As rehearsals wore on, my cast overcame frustration and fear about memorizing lines and dance steps and began to pull together something raw, honest, and beautiful. Our scenery evoked Marc Chagall’s paintings and incorporated some of the symbolism that fascinated me as a teenager. Our orchestra was a three-piece Balkan band with fiddle, double bass, and accordion. They stood onstage in costume, interacting with the cast at times. They brought an extensive and expert knowledge of Eastern European music, even replacing some of the dance underscoring with more authentic pieces.
In the end, we sold out all four performances. Long into the next summer, the actors referred to each other by their character’s names. My Tevye in particular, formerly an anonymous figure in our summer tapestry, became a local celebrity.
I didn’t learn, until the end of this summer, just how significant an accomplishment this show in this place was. Although I have at times struggled with harmful ignorance within the year round community, my assumption with our summer visitors had always been that they were more worldly and unconcerned with ethnic or religious diversity. That apparently wasn’t always the case.
I’ve become friendly with a Jewish family who spends their summers on the island and have for decades. They have three children, approximately my age. They visited the island for Yom Kippur this year, and we visited with them that evening.
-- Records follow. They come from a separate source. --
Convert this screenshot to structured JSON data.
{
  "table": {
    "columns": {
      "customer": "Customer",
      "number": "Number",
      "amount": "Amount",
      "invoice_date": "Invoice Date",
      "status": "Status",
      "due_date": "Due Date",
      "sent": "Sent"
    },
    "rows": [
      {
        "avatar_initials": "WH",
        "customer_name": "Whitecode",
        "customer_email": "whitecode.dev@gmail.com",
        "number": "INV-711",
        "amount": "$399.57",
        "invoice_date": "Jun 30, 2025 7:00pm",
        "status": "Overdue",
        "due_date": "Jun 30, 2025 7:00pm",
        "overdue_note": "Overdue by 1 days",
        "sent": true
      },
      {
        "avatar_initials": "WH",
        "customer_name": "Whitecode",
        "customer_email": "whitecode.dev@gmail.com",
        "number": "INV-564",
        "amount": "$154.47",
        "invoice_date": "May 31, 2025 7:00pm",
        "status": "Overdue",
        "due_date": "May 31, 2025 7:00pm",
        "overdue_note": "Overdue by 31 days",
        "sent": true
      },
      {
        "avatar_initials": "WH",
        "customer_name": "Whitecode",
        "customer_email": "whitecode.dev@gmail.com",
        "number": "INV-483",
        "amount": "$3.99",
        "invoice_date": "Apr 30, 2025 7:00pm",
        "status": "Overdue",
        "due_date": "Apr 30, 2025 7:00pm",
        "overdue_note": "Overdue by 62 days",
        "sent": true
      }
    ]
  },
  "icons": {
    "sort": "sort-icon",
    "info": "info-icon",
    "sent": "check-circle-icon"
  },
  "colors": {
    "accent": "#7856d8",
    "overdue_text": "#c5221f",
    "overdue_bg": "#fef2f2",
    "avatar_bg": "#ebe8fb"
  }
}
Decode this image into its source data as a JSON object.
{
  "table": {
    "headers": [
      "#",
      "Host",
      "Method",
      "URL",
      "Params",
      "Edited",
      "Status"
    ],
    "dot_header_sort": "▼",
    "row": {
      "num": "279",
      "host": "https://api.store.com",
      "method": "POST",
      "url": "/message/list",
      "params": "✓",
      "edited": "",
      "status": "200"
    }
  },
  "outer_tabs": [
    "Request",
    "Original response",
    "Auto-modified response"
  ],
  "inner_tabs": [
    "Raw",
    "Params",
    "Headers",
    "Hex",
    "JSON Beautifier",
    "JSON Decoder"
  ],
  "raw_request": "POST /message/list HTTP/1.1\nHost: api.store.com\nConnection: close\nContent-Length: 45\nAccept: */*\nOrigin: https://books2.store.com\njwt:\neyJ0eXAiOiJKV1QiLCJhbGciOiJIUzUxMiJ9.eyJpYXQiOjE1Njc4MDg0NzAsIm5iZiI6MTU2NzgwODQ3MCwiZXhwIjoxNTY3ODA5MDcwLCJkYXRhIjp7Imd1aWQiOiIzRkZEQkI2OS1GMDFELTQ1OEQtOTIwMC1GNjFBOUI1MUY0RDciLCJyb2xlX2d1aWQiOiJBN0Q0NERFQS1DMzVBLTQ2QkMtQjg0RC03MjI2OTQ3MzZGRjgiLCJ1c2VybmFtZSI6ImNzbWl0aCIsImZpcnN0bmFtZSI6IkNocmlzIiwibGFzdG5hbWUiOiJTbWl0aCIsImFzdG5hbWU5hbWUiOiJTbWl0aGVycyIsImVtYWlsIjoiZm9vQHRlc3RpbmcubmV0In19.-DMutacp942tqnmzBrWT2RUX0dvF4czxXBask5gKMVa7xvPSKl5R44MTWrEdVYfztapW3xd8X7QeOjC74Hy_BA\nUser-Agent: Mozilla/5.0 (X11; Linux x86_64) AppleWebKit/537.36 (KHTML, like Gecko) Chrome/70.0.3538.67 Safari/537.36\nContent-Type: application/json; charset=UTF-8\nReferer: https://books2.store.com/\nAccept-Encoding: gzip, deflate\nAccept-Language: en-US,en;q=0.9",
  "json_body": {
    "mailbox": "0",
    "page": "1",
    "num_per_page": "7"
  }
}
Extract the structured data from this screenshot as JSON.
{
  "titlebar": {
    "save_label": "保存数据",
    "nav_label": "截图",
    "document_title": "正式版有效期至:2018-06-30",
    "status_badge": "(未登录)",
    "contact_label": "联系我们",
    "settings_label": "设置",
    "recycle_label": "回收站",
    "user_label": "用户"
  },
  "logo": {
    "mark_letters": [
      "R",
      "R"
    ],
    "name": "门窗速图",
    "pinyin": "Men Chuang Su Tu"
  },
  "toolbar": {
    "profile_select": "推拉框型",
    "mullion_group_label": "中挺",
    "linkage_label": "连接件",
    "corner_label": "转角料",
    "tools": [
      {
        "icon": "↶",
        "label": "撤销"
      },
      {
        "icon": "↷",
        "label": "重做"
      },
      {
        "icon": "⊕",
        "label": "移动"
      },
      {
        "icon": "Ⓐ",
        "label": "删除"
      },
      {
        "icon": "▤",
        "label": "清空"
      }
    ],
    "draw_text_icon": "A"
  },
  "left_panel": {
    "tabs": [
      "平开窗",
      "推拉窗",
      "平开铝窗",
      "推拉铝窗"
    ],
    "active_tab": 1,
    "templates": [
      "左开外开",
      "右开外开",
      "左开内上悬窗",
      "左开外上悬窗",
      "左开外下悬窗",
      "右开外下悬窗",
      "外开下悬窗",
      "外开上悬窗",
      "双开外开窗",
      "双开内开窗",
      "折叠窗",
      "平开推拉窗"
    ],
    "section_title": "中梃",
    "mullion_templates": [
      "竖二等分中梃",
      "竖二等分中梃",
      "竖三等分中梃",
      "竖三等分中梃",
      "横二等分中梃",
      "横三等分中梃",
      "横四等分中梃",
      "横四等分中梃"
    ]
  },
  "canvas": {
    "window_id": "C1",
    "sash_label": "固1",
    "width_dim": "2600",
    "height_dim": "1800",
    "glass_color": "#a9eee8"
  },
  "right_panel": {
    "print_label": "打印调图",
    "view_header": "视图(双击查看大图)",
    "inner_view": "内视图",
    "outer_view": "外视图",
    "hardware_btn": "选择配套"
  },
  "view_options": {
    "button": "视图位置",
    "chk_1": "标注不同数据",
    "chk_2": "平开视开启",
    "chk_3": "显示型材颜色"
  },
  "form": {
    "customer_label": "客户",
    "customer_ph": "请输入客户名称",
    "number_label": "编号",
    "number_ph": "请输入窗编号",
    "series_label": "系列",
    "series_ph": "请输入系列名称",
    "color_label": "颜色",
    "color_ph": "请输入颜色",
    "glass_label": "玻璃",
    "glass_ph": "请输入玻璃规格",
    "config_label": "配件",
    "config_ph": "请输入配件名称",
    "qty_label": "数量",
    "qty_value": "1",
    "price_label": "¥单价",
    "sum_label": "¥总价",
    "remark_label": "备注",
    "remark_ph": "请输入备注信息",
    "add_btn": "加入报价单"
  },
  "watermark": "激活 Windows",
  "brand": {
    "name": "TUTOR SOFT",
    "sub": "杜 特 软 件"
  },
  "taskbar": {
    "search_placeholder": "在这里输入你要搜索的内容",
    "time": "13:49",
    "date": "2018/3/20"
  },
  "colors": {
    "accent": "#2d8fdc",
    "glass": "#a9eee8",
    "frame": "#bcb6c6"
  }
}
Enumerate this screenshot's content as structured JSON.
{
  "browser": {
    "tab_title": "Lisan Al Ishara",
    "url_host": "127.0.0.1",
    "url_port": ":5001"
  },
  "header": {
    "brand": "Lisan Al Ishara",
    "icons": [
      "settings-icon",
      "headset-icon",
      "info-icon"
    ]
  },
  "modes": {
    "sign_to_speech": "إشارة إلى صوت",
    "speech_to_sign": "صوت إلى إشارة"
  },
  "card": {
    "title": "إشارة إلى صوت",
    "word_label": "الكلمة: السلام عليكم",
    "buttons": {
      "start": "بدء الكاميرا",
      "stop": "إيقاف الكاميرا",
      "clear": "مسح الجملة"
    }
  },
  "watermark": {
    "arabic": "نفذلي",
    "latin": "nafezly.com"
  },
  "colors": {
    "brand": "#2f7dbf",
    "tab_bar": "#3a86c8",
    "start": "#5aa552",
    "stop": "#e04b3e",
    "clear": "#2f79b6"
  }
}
They reminisced–less than fondly–about a time just a few decades ago, when their children were young, and were prohibited from playing with another family’s children because they were Jewish. The prohibiting family had several members who participated in our Fiddler.
I hope beyond hope that their participation is a sign of the times. That maybe now, at least in the summer community, people are ready to move beyond race, ethnicity, religion, and maybe even socio-economic status, and be together as that lovely group called islanders.